2020-08-09: The last step is to adjust and mount the hidden bellhorn to the rudder. In this process the rudder need to be taken on and off many times. I read a great tip in Joe Polenek’s writeup to use clecos instead of screws and nuts. I used 3/16 cleco which was just perfect for this use.

NB: Remember to be sure that the cleco are actually gripping the material before you loosen the grip of the cleco plier, or else the cleco can loosen and fire backwards and hit you. Ask me how I know…

I temporarily fastened the bellhorn to the rudder with some very strong double sided tape. The first test showed that everything worked as planned regarding to the movement of the bellhorn. However – I have to angle the end of the bellhorn a bit more down so that it hits the pocket where the rudder cable is. To achieve this I made a foam wedge approx 1 cm high at the most, which I will glass to the rudder with 2 BID.

2020-08-10: Did the test-fitting of the bellhorn, using drywall screws before I floxed it in place.

I will of course sand the flox smooth before I add BID on top.

The other side looks like this. The foam wedge I added is glassed on both sides and the exposed foam between was removed and replaced with flox.

2020-08-13: The last step was to add two layers of BID on top of the bellhorn.

At last I have another moving part!


2020-08-15: Time to prepare the right wing for storage. I have limited space in my garage so I had to find a storage for the wing so I can start on the left rudder. Luckily my son had space in his garage, so the trailer was loaded with the wing for it’s first flight!
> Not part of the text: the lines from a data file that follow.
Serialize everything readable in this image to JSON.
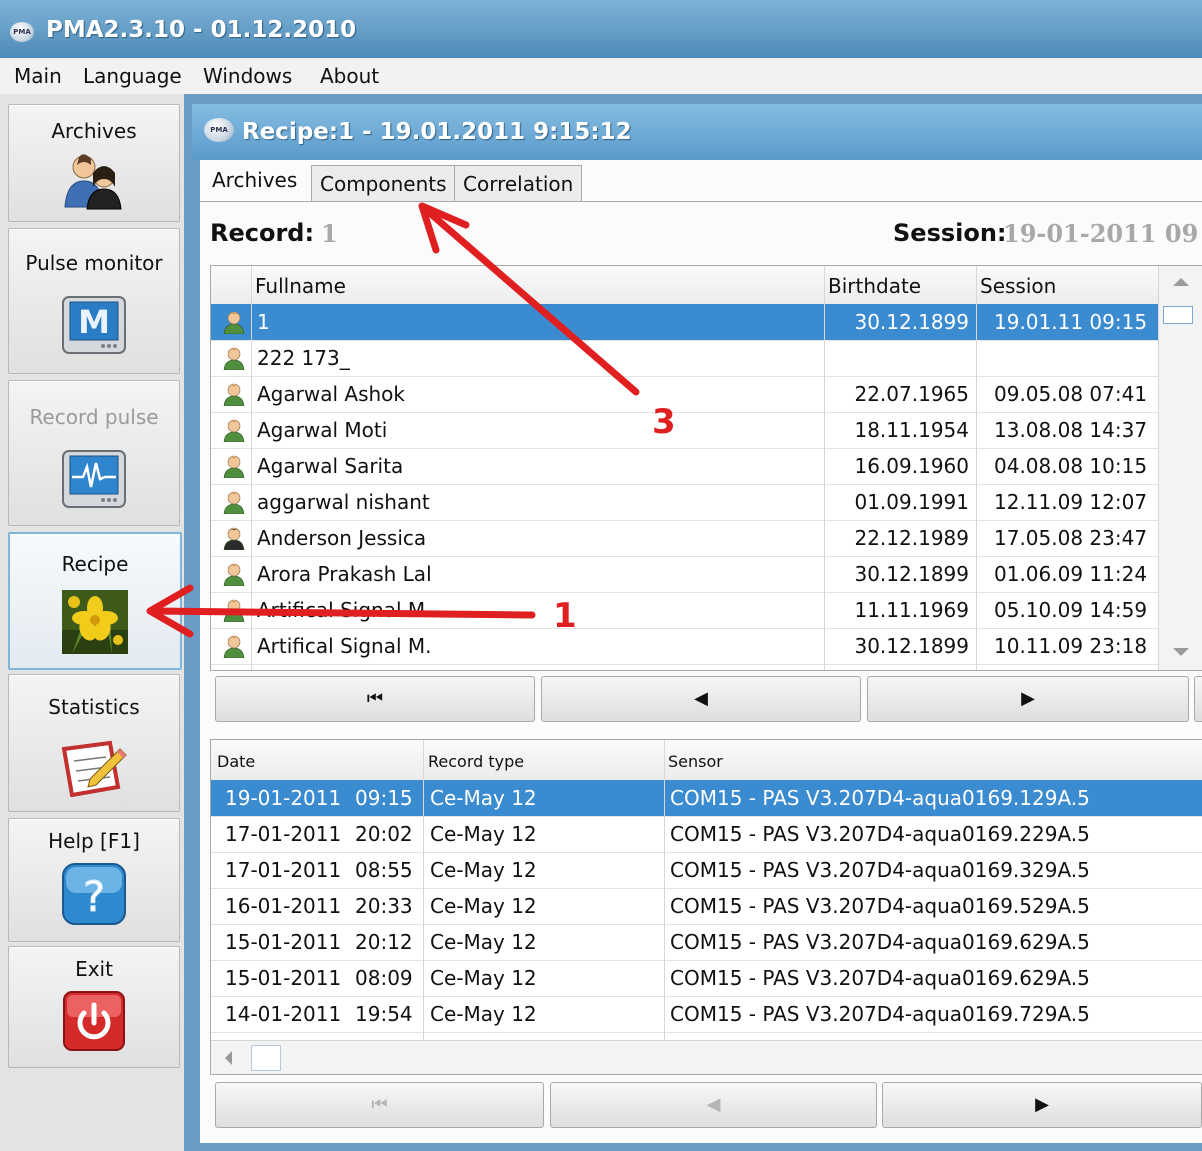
{
  "window": {
    "title": "PMA2.3.10 - 01.12.2010",
    "logo_text": "PMA"
  },
  "menu": [
    "Main",
    "Language",
    "Windows",
    "About"
  ],
  "sidebar": {
    "items": [
      {
        "label": "Archives",
        "icon": "users-icon"
      },
      {
        "label": "Pulse monitor",
        "icon": "monitor-m-icon"
      },
      {
        "label": "Record pulse",
        "icon": "pulse-wave-icon",
        "disabled": true
      },
      {
        "label": "Recipe",
        "icon": "flower-image-icon",
        "active": true
      },
      {
        "label": "Statistics",
        "icon": "notepad-pencil-icon"
      },
      {
        "label": "Help [F1]",
        "icon": "help-question-icon"
      },
      {
        "label": "Exit",
        "icon": "power-icon"
      }
    ]
  },
  "inner_window": {
    "title": "Recipe:1 - 19.01.2011 9:15:12",
    "logo_text": "PMA"
  },
  "tabs": [
    {
      "label": "Archives",
      "active": true
    },
    {
      "label": "Components"
    },
    {
      "label": "Correlation"
    }
  ],
  "record": {
    "label": "Record:",
    "value": "1"
  },
  "session": {
    "label": "Session:",
    "value": "19-01-2011  09"
  },
  "people_table": {
    "columns": [
      "Fullname",
      "Birthdate",
      "Session"
    ],
    "rows": [
      {
        "name": "1",
        "birthdate": "30.12.1899",
        "session": "19.01.11 09:15",
        "selected": true
      },
      {
        "name": "222 173_",
        "birthdate": "",
        "session": ""
      },
      {
        "name": "Agarwal Ashok",
        "birthdate": "22.07.1965",
        "session": "09.05.08 07:41"
      },
      {
        "name": "Agarwal Moti",
        "birthdate": "18.11.1954",
        "session": "13.08.08 14:37"
      },
      {
        "name": "Agarwal Sarita",
        "birthdate": "16.09.1960",
        "session": "04.08.08 10:15"
      },
      {
        "name": "aggarwal nishant",
        "birthdate": "01.09.1991",
        "session": "12.11.09 12:07"
      },
      {
        "name": "Anderson Jessica",
        "birthdate": "22.12.1989",
        "session": "17.05.08 23:47",
        "female": true
      },
      {
        "name": "Arora Prakash Lal",
        "birthdate": "30.12.1899",
        "session": "01.06.09 11:24"
      },
      {
        "name": "Artifical Signal M.",
        "birthdate": "11.11.1969",
        "session": "05.10.09 14:59"
      },
      {
        "name": "Artifical Signal M.",
        "birthdate": "30.12.1899",
        "session": "10.11.09 23:18"
      }
    ]
  },
  "nav1": {
    "first": "⏮",
    "prev": "◀",
    "next": "▶"
  },
  "records_table": {
    "columns": [
      "Date",
      "Record type",
      "Sensor"
    ],
    "rows": [
      {
        "date": "19-01-2011",
        "time": "09:15",
        "type": "Ce-May 12",
        "sensor": "COM15 - PAS V3.207D4-aqua0169.129A.5",
        "selected": true
      },
      {
        "date": "17-01-2011",
        "time": "20:02",
        "type": "Ce-May 12",
        "sensor": "COM15 - PAS V3.207D4-aqua0169.229A.5"
      },
      {
        "date": "17-01-2011",
        "time": "08:55",
        "type": "Ce-May 12",
        "sensor": "COM15 - PAS V3.207D4-aqua0169.329A.5"
      },
      {
        "date": "16-01-2011",
        "time": "20:33",
        "type": "Ce-May 12",
        "sensor": "COM15 - PAS V3.207D4-aqua0169.529A.5"
      },
      {
        "date": "15-01-2011",
        "time": "20:12",
        "type": "Ce-May 12",
        "sensor": "COM15 - PAS V3.207D4-aqua0169.629A.5"
      },
      {
        "date": "15-01-2011",
        "time": "08:09",
        "type": "Ce-May 12",
        "sensor": "COM15 - PAS V3.207D4-aqua0169.629A.5"
      },
      {
        "date": "14-01-2011",
        "time": "19:54",
        "type": "Ce-May 12",
        "sensor": "COM15 - PAS V3.207D4-aqua0169.729A.5"
      }
    ]
  },
  "nav2": {
    "first": "⏮",
    "prev": "◀",
    "next": "▶"
  },
  "annotations": {
    "arrow1": "1",
    "arrow3": "3",
    "color": "#e02020"
  },
  "colors": {
    "selection": "#3b8bd1",
    "title_bar": "#5a9acb"
  }
}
Then it’s time to return to step 3 and redo everything once again!
I will document any new discoveries – if any. Stay tuned for the next chapter (Chapter 16) when the right wing is finished.